Are your Overwatch skills rusty? After playing the hero shooter for a few years, my gameplay approach could use a little boost. I spoke with numerous esports pros to get their thoughts on how you can play better, win more often, and have more fun. (Even if you don’t have much of a history with Overwatch, this list of expert strategies is designed to be accessible for players of varying abilities.)
Communication With Your Team Is Crucial
Assistant coach for the Philly Fusion, Christopher “ChrisTFer” Graham, looked slightly horrified when I told him that sometimes I take my headphones off and just “vibe out” while playing Overwatch after a long day of work. “It takes a lot more effort. It’s sometimes not as fun to be the one that’s vocal,” he said.
Actively using your headset might be a frustrating experience at first, especially if your teammates don’t reciprocate a similar level of communication, but ChrisTFer is a firm believer that novice Overwatch players perform better when they have their microphones turned on. “It’s why a lot of people would like to play with friends as much as possible, because then you can guarantee that people are going to at least give you the most basic information.”
Just Kidding, Keep It to Yourself
In February, the morning of my scheduled interview with Jake Lyon, coach and player for the Houston Outlaws, I woke up without electricity in my Kansas apartment. Unlike the Texans who were plunged for days into a deadly blackout, I was fortunate enough to have my power restored by early afternoon. Jake carved out time to share his expert perspective on Overwatch and provide strategies for novices despite the extenuating circumstances.
When it comes to communication between players at lower skill levels, Jake gave a tip in contrast to ChrisTFer’s advice. “Maybe this is controversial, but I don’t think that communication is actually that valuable up until a pretty high level,” he said. “I actually think you’ll probably have more impact just playing your own game.” The numerous heroes, abilities, and maps can be overwhelming for new players trying to understand the game’s balance. Adding voice chat on top of all that divides the player’s attention even further.
Jake said, “A lot of times you can waste more energy and focus communicating, and it’ll just make you not play as well. If your teammates aren’t very team-minded, you might just be shooting yourself in the foot. My mindset is to make critical calls if you need to call, but for the most part, I think it’s better to focus on your own game and try to play as well as you possibly can.”
Don’t Be Toxic
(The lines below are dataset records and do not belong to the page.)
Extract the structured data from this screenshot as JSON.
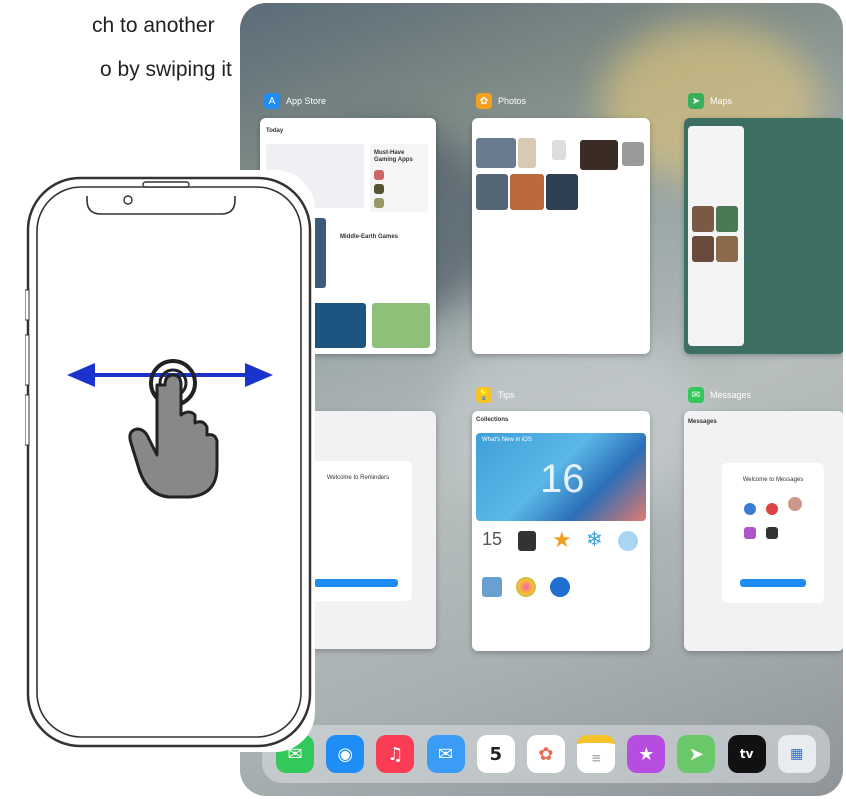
{
  "caption": {
    "line1": "ch to another",
    "line2": "o by swiping it"
  },
  "ipad": {
    "apps": [
      {
        "name": "App Store",
        "icon": "app-store-icon",
        "color": "#1e8df5"
      },
      {
        "name": "Photos",
        "icon": "photos-icon",
        "color": "#f4a020"
      },
      {
        "name": "Maps",
        "icon": "maps-icon",
        "color": "#38b05a"
      },
      {
        "name": "Tips",
        "icon": "tips-icon",
        "color": "#f6c22a"
      },
      {
        "name": "Messages",
        "icon": "messages-icon",
        "color": "#34c759"
      }
    ],
    "app_store_card": {
      "heading": "Today",
      "list_title": "Must-Have Gaming Apps",
      "banner": "Middle-Earth Games"
    },
    "tips_card": {
      "heading": "Collections",
      "banner_subtitle": "What's New in iOS",
      "big_number": "16",
      "row_number": "15"
    },
    "messages_card": {
      "heading": "Messages",
      "dialog_title": "Welcome to Messages"
    },
    "reminders_card": {
      "dialog_title": "Welcome to Reminders"
    },
    "dock": {
      "calendar_day": "5",
      "tv_label": "tv",
      "icons": [
        "messages-icon",
        "safari-icon",
        "music-icon",
        "mail-icon",
        "calendar-icon",
        "photos-icon",
        "notes-icon",
        "itunes-store-icon",
        "maps-icon",
        "apple-tv-icon",
        "more-apps-icon"
      ]
    }
  },
  "colors": {
    "arrow": "#1a33cc",
    "hand": "#888888"
  }
}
Recently, Lee “Fearless” Eui-seok, who is Korean and plays for the Dallas Fuel, spoke out about experiencing pervasive anti-Asian racism while living in Texas. Translated on Twitter by Florida Mayhem manager Jade Kim, Fearless said, “Being Asian here is terrifying, seriously. People keep trying to pick fights with us.” After targeted incidents where he was coughed on, cursed at, and called Chinese, he mentioned wearing his jersey around as a form of protection. “If I have my jersey on, I think they realize we’re part of some kind of team, so they don’t bother us as much. But if I have my everyday clothes on, they run up to us, harass us, then run away.”
When reached for comment, an Activision Blizzard spokesperson made the following statement: “At Activision Blizzard, we condemn racism in the strongest possible terms. We stand with the Asian community, our employees, and our players and are working across our organization, including esports, to do our part to combat hate and ignorance.”
This toxic, racist behavior is just as unacceptable in the game as it is real life. While playing a competitive video game that features a multiplayer voice chat, issues like targeted harassment can run rampant. On an individual level, it is important for gamers not to perpetuate hateful messages. If you vent your anger toward another player, the impact is lasting and can reverberate.